A Jackson issue necessarily depends on "the record evidence adduced at the trial." Ibid. But here neither the District Court nor this Court has ever had before it a transcript of petitioner's trial. The District Court did consider the state-court appellate briefs which discussed the factual sufficiency of the state's proof, and the Supreme Court of South Dakota considered the issue as argued in those briefs and decided it against the petitioner. But even though the final decision of a state court is entitled to great deference, it is not to be accepted conclusively by a federal court in a habeas action without first determining that there is factual and legal support for that decision. Maes v. Patterson, 401 F.2d 200, 201 (10th Cir. 1968). Ordinarily a court should examine the actual transcript, or at least those portions of it cited by counsel, before ruling on a Jackson sufficiency-of-the-evidence claim. If the facts are agreed to, or if a petitioner, represented by counsel, for some reason represents to the court that it is unnecessary for it to read the transcript, the court might well have discretion to proceed without a transcript, but no such situation exists here. We think the District Court acted too quickly in summarily rejecting petitioner's Jackson claim in the circumstances of this case.

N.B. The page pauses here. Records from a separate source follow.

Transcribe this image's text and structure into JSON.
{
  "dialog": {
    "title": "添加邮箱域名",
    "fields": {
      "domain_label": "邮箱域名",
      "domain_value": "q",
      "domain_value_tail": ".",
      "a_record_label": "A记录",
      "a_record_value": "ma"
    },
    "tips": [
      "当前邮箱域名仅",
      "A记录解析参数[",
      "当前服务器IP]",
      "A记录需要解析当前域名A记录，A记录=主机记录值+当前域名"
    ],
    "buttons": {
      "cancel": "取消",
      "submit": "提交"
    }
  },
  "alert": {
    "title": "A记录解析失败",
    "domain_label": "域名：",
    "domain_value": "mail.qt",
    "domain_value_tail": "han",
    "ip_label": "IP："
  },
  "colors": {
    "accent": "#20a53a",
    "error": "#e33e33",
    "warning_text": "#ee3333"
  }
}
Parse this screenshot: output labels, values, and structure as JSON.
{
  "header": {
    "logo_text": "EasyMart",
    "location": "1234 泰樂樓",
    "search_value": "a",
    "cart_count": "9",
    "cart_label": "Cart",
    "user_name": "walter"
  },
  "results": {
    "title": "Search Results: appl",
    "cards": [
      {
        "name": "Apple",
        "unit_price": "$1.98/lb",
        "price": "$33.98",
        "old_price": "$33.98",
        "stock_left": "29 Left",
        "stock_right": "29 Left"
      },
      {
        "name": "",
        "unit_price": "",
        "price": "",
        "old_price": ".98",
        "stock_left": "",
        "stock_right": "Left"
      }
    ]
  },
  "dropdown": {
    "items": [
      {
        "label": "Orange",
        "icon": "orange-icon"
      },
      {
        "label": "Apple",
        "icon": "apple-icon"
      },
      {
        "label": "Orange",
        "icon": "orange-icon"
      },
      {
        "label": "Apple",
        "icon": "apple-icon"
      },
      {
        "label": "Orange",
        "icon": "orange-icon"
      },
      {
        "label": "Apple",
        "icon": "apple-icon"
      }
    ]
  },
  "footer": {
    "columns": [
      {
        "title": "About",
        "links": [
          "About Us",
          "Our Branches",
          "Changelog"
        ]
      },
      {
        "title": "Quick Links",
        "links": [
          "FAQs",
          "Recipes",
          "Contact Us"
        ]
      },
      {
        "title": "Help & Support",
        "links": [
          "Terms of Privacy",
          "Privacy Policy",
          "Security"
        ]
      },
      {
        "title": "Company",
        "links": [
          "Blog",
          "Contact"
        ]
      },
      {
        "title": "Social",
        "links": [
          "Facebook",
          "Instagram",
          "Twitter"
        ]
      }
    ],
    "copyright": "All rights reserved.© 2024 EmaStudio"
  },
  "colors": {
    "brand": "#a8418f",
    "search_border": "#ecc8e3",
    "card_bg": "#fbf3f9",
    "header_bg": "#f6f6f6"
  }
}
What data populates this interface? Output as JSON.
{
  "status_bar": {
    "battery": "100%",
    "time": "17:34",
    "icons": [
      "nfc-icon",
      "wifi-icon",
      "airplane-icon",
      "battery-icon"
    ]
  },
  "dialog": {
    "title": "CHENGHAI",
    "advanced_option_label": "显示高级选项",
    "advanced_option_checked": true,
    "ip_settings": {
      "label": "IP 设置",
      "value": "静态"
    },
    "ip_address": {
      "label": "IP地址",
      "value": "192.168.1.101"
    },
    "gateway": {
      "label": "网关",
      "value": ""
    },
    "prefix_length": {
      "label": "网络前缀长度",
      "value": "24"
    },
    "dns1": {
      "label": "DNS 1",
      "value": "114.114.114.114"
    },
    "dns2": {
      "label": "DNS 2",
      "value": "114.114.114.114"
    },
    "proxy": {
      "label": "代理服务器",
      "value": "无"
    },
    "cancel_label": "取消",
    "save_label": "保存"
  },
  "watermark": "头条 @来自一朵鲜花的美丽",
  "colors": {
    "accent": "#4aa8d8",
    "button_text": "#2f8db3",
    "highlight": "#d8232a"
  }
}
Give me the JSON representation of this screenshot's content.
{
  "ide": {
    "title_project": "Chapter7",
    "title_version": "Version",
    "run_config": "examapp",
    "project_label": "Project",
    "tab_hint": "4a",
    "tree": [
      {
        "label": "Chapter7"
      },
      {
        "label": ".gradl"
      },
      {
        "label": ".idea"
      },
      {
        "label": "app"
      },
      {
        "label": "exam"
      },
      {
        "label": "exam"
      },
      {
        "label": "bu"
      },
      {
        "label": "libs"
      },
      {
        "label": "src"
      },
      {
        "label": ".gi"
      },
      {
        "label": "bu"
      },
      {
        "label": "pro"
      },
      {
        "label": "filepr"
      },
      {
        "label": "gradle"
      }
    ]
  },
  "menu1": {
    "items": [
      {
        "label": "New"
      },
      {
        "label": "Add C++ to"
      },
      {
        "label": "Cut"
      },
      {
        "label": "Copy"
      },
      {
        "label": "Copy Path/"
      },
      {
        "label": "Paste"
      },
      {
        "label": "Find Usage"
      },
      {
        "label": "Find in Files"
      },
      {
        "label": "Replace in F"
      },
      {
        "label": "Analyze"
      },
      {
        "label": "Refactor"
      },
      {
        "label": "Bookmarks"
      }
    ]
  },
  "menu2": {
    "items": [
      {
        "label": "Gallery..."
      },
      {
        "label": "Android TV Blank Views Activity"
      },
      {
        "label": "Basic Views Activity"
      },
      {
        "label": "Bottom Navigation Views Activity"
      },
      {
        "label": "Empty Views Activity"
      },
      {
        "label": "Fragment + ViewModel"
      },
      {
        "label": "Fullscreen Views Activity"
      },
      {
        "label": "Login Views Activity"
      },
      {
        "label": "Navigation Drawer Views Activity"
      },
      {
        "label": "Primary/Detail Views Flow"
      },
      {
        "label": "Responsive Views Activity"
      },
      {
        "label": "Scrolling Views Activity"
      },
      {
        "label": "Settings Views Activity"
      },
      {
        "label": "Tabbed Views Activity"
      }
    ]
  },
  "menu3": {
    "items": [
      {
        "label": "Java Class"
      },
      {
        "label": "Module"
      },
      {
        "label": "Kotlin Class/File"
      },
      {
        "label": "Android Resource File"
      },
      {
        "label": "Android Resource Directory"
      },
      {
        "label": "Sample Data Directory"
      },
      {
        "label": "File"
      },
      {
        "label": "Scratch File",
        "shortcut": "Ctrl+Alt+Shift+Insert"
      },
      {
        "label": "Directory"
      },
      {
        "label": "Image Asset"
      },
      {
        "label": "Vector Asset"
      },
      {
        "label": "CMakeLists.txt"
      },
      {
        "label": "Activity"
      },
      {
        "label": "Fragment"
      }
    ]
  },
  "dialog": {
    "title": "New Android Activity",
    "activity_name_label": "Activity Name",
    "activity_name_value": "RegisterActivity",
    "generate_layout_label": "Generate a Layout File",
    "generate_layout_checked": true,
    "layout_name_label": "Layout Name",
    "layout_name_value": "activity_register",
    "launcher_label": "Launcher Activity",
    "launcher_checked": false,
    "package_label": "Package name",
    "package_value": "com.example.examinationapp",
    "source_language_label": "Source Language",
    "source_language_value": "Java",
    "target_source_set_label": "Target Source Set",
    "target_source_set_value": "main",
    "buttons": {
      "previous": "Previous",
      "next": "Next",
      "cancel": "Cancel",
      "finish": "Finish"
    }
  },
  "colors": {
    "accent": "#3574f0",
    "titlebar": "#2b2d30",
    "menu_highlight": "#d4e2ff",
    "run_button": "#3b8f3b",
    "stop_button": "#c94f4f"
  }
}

Since the case must go back to the District Court for further proceedings in any event, we forego extended discussion of petitioner's other claim, relating to the use against him of testimony that he had offered to plead guilty to second-degree manslaughter. On remand, the District Court should carefully reconsider petitioner's request for appointed counsel. Petitioner has received a long sentence. This is his first request for postconviction relief. We think counsel could be a significant help both to O'Blasney and to the courts. If counsel is appointed, he or she should be allowed to file an amended petition amplifying petitioner's two extant claims of federal constitutional error and clarifying, if need be, the circumstances of the alleged plea bargaining between O'Blasney and the state. The District Court should direct the respondent to file an answer to the petition and to supply it with the complete record of the state-court proceedings against O'Blasney, including the trial transcript. If any expense is involved in securing a copy of the transcript, it should be paid by the United States. See 28 U.S.C. § 753(f).
We are grateful to counsel appointed by this Court for his services on the appeal.
Reversed and remanded with directions.
The petition as filed also claimed that the information against O'Blasney had failed to state an offense under South Dakota law. This claim (which appointed counsel does not argue in O'Blasney's brief in this Court) raises issues of state law only, and is therefore no basis for relief in this federal habeas proceeding under 28 U.S.C. § 2254. The District Court was correct in dismissing it out of hand